:: Exercise prompt ::
Give back every record below precisely as written.

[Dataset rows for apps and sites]
---
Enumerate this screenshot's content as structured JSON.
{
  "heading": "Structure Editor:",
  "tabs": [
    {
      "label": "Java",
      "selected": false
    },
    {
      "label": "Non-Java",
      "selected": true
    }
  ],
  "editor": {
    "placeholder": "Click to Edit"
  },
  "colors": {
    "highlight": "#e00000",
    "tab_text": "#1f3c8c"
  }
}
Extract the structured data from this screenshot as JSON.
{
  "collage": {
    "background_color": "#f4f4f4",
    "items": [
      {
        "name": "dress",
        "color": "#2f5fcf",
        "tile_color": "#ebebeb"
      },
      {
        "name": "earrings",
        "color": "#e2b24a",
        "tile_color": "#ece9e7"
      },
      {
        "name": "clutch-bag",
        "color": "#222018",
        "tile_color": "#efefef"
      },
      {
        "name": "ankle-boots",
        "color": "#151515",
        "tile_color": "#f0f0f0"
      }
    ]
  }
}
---
:: Result for this exercise ::
Enumerate this screenshot's content as structured JSON.
{
  "heading": "Structure Editor:",
  "tabs": [
    {
      "label": "Java",
      "selected": false
    },
    {
      "label": "Non-Java",
      "selected": true
    }
  ],
  "editor": {
    "placeholder": "Click to Edit"
  },
  "colors": {
    "highlight": "#e00000",
    "tab_text": "#1f3c8c"
  }
}
Extract the structured data from this screenshot as JSON.
{
  "collage": {
    "background_color": "#f4f4f4",
    "items": [
      {
        "name": "dress",
        "color": "#2f5fcf",
        "tile_color": "#ebebeb"
      },
      {
        "name": "earrings",
        "color": "#e2b24a",
        "tile_color": "#ece9e7"
      },
      {
        "name": "clutch-bag",
        "color": "#222018",
        "tile_color": "#efefef"
      },
      {
        "name": "ankle-boots",
        "color": "#151515",
        "tile_color": "#f0f0f0"
      }
    ]
  }
}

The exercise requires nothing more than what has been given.